Arthur is a fabled Britishking who figures in many legends. He appears as the ideal of kingship both in war and peace; even in modern times he has been ranked as one of the 100 Greatest Britons of all times. Over time, the popularity of the stories of King Arthur have captured interest far beyond his being the legendary hero of one nation. Countless new legends, stories, revisions, books, and films have been produced in Europe and the United States of America that unabashedly enlarge on and expand the fictional stories of King Arthur.
Camelot is the most famous fictional castle associated with the legendary King Arthur. Later romance depicts it as the fantastic capital of Arthur's realm, from which he fought many of the battles that made up his life. However, it is absent from the early material, and its location, if it even existed, is unknown. The name's derivation is also unknown, though it is similar enough to other Iron Age and Romano-British place names (such as Camulodunum) to suggest some historicity, though it would have little resemblance to its presentation in later literature.
After an archaeological dig at Windsor Castle in 2005, it was speculated that the large round building that was found could have been Camelot.
Upon a certain Ascension Day King Arthur had come from Caerleon, and had held a very magnificent court at Camelot as was fitting on such a day. (Vv. 31-32.)
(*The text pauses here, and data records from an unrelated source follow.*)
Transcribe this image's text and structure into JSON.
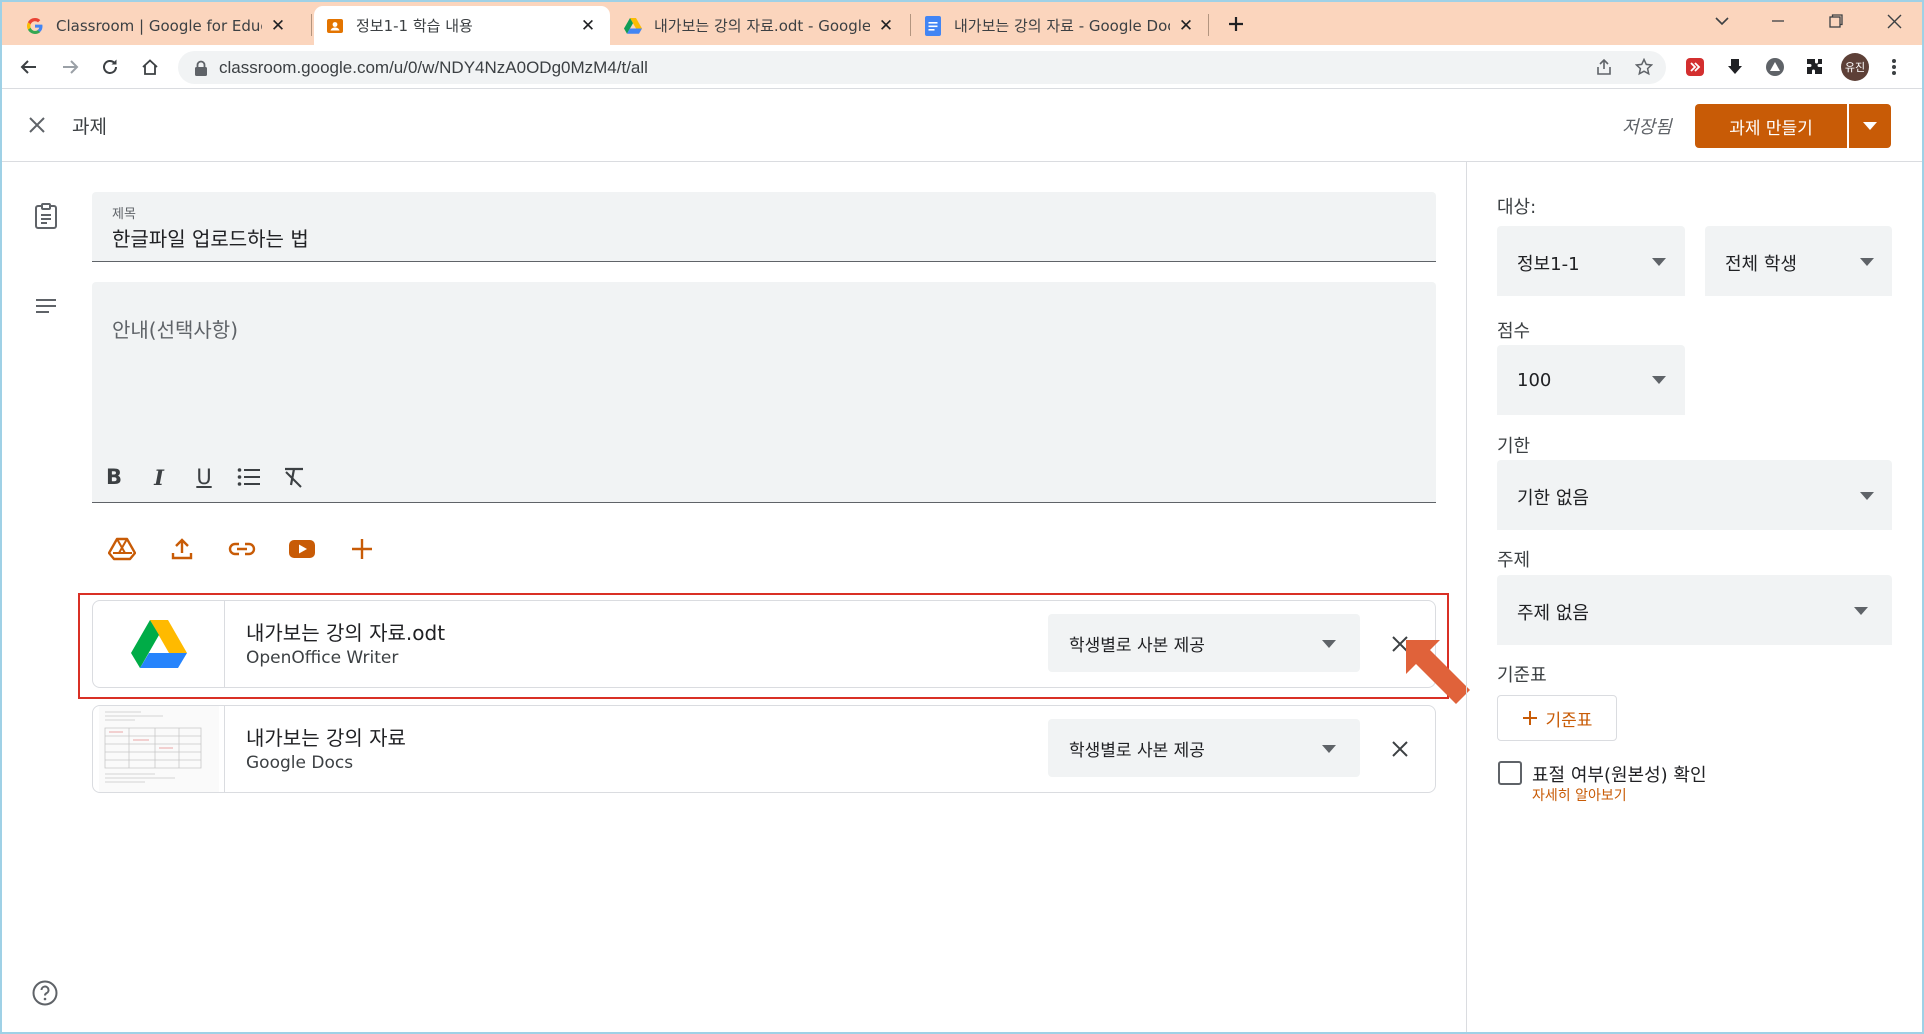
{
  "browser": {
    "tabs": [
      {
        "title": "Classroom | Google for Education",
        "favicon": "google-g-icon",
        "active": false
      },
      {
        "title": "정보1-1 학습 내용",
        "favicon": "classroom-icon",
        "active": true
      },
      {
        "title": "내가보는 강의 자료.odt - Google Drive",
        "favicon": "drive-icon",
        "active": false
      },
      {
        "title": "내가보는 강의 자료 - Google Docs",
        "favicon": "docs-icon",
        "active": false
      }
    ],
    "url": "classroom.google.com/u/0/w/NDY4NzA0ODg0MzM4/t/all",
    "profile_initials": "유진"
  },
  "header": {
    "title": "과제",
    "saved_status": "저장됨",
    "assign_label": "과제 만들기"
  },
  "form": {
    "title_label": "제목",
    "title_value": "한글파일 업로드하는 법",
    "description_placeholder": "안내(선택사항)"
  },
  "attachments": [
    {
      "title": "내가보는 강의 자료.odt",
      "type": "OpenOffice Writer",
      "share_mode": "학생별로 사본 제공",
      "thumbnail": "google-drive-logo-icon"
    },
    {
      "title": "내가보는 강의 자료",
      "type": "Google Docs",
      "share_mode": "학생별로 사본 제공",
      "thumbnail": "document-preview"
    }
  ],
  "panel": {
    "for_label": "대상:",
    "class_value": "정보1-1",
    "students_value": "전체 학생",
    "points_label": "점수",
    "points_value": "100",
    "due_label": "기한",
    "due_value": "기한 없음",
    "topic_label": "주제",
    "topic_value": "주제 없음",
    "rubric_label": "기준표",
    "rubric_button": "기준표",
    "originality_label": "표절 여부(원본성) 확인",
    "learn_more": "자세히 알아보기"
  },
  "colors": {
    "accent": "#c85b06",
    "tab_bar": "#fbd5bd",
    "highlight_box": "#d93025",
    "annotation_arrow": "#e0623a"
  }
}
Nothing in Chrétien's poem suggests the level of importance Camelot would have in later romances. For Chrétien, Arthur's chief court was in Caerleon in Wales; this was the king's primary base in Geoffrey of Monmouth's Historia Regum Britanniae and most subsequent literature. It is not until the 13th century French prose romances, including the Lancelot-Grail and the Post-Vulgate Cycle, that Camelot began to supersede Caerleon, and even then, many descriptive details applied to Camelot derive from Geoffrey's earlier grand depiction of the Welsh town. In the 15th century Thomas Malory created the image of Camelot most familiar to English speakers in his Le Morte d'Arthur. He firmly identifies Camelot with Winchester, an identification that remained popular over the centuries, though it was rejected by Malory's own editor, William Caxton. Camelot is believed to be at the west coast of Wales. (read more . . . )
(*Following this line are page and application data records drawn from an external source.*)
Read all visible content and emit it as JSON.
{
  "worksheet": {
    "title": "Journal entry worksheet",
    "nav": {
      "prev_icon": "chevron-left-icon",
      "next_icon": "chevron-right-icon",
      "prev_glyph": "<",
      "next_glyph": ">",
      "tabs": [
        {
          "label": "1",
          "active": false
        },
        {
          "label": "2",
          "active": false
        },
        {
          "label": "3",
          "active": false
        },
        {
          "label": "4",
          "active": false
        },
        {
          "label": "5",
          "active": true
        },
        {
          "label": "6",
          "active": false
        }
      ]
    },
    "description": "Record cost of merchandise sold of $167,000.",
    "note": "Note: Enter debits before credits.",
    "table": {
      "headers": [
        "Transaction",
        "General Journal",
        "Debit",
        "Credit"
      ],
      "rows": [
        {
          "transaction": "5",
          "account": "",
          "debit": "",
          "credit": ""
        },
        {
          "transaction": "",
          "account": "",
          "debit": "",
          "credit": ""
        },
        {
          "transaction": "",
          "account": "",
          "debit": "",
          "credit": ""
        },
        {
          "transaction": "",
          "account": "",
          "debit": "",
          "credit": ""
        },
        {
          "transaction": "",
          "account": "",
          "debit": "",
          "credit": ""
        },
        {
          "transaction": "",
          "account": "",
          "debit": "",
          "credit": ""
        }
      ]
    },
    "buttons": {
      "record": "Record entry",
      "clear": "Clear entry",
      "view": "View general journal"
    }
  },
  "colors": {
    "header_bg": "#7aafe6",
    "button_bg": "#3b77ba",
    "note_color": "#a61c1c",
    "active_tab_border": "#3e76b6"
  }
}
Galahad's conception comes about when Elaine, daughter of the Grail King Pelles, uses magic to trick Lancelot into thinking she is Guinevere. They sleep together, but on discovering what has transpired, Lancelot abandons Elaine and returns to Arthur's court. Galahad is placed in the care of his great aunt, the abbess at a nunnery, and is raised there. "Galahad" was Lancelot's original name, but it had been changed when he was a child. Merlin prophesies that Galahad would surpass his father in valor and be successful in his search for the Holy Grail. It is also interesting to note that Galahad's maternal grandfather Pelles is generally considered to be a descendant of Joseph of Arimathea's brother-in-law Bran (whose line was entrusted with the grail by Joseph), making him matrilineally Jewish. (read more . . . )